The exhibition examines how limitations must be surmounted on the path to artistic expression and celebrates the artists’ future aspirations and accomplishments.
Choi’s work is influenced by her experience as a young woman emigrating to the United States and the obstacles she encountered along the way. She states, “I am interested in portraying the human aspiration in life with organic forms from the new perspective I had about myself in a foreign country”. The flameworked sculptures juxtapose grid-like structures consisting of clear thin rods of borosilicate glass which enclose imagery of ladders and puffy clouds. Choi incorporates these familiar objects as formal motifs in her work. The rigid structures represent the barriers that we face all around us, while images of clouds represent our aspirations and goals in life. In the words of the artist, ladders are man-made tools used to assist or aid an individual, to physically raise them to a higher level that one would be incapable of achieving on their own.
Convergence of Barrier IV is a large geometric sculpture consisting of precise, angular grid lines meeting at a single apex forming a triangular structure. Inside, two ladders stretch up and into the clouds. The Limited Barrier I is more fluid and organic. The square shaped structure consists of an outward rectangular grid. Looking inward, the grid becomes less rigid and more chaotic. A ladder inside is twisted and broken, falling to the ground.
Just thirty years old, New England artist Adam Waimon’s career is taking off at lightning speed. His blown and intricately carved glass forms exhibit a technical mastery that belies his years. The Carved series consists of sculptural groupings inspired by such diverse themes as botany, microbiology and Art Deco. The minimalist groupings are saturated in rich monochromatic color capitalizing on the negative space created by multiple pieces. Whimsical and bright magenta, Berry Blossoms is a pair of deeply carved fruit-like objects toppling toward each other.
The Channel series, is an “abstraction of transition and experience of life. The clear fluid forms mark the subtle but constant continuation of time,” says Waimon. The use of texture pays homage to our unspoken moments and feelings while the incorporation of lenses provides the viewer with a voyeuristic view into the interior. For instance, Beacon is an oval piece with a hole that passes through its center. This passage is girdled with intricate carvings and a series of lenses.
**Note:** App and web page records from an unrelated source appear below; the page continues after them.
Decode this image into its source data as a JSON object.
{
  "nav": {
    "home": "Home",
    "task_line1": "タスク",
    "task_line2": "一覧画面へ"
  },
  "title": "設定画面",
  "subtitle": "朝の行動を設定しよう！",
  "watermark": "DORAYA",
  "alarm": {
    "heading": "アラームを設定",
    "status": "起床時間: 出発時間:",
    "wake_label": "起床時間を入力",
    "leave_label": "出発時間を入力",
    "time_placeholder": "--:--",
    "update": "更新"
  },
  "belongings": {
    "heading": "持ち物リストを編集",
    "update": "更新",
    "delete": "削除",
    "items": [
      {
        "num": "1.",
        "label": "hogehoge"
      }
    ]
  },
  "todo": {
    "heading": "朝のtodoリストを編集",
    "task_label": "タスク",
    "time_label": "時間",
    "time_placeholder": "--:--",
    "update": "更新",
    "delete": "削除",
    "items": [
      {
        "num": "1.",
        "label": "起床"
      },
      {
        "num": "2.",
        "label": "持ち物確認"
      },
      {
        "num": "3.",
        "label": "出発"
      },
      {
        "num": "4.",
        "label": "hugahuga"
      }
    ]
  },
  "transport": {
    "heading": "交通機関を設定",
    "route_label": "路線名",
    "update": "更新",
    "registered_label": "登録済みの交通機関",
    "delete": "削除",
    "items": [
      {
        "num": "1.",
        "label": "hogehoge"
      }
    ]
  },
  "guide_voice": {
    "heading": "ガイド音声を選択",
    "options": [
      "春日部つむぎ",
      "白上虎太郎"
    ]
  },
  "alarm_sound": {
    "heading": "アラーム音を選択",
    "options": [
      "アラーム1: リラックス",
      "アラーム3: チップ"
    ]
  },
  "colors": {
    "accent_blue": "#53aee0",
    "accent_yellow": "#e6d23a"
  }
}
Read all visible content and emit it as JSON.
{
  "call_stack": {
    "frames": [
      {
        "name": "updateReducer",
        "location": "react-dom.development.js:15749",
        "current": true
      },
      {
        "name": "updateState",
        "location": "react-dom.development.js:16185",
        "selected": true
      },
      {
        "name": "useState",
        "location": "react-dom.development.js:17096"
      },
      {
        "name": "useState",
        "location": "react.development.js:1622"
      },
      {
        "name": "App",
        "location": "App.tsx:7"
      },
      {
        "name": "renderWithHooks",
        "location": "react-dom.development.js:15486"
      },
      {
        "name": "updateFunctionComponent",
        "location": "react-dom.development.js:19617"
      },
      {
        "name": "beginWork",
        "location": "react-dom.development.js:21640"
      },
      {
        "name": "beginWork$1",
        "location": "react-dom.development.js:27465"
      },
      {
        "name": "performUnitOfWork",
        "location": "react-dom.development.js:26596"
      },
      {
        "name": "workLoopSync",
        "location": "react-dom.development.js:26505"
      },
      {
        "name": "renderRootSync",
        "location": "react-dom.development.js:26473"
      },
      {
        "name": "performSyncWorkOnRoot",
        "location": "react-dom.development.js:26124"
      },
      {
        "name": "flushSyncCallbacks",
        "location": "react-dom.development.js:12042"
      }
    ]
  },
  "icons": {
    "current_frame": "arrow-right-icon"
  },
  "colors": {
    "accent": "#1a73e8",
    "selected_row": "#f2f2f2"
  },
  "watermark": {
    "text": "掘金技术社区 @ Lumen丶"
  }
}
Eunsuh Choi grew up in Seoul, South Korea where she earned a Master of Art degree in glass from Kookmin University. After moving to the United States, she earned a second Master of Fine Arts degree in glass from Rochester Institute of Technology. Her work is in permanent collections at Cafesjian Center for the Arts, Armenia, The Corning Museum of Glass and Korea Craft Museum. Choi has been featured in numerous publications including Nues Glass, The Flow, Sculpture, Art Buzz, New Glass Review, American Craft, Niche Magazine, and Luxury (Korea). She currently resides in Rochester, NY.
Originally from Connecticut, Waimon lives in Providence, RI. He earned his BFA in glass from the Massachusetts Institute of Technology in 2006. His work has been featured in New England Home, Fine Art Connoisseur and Niche Magazine.
Read the full article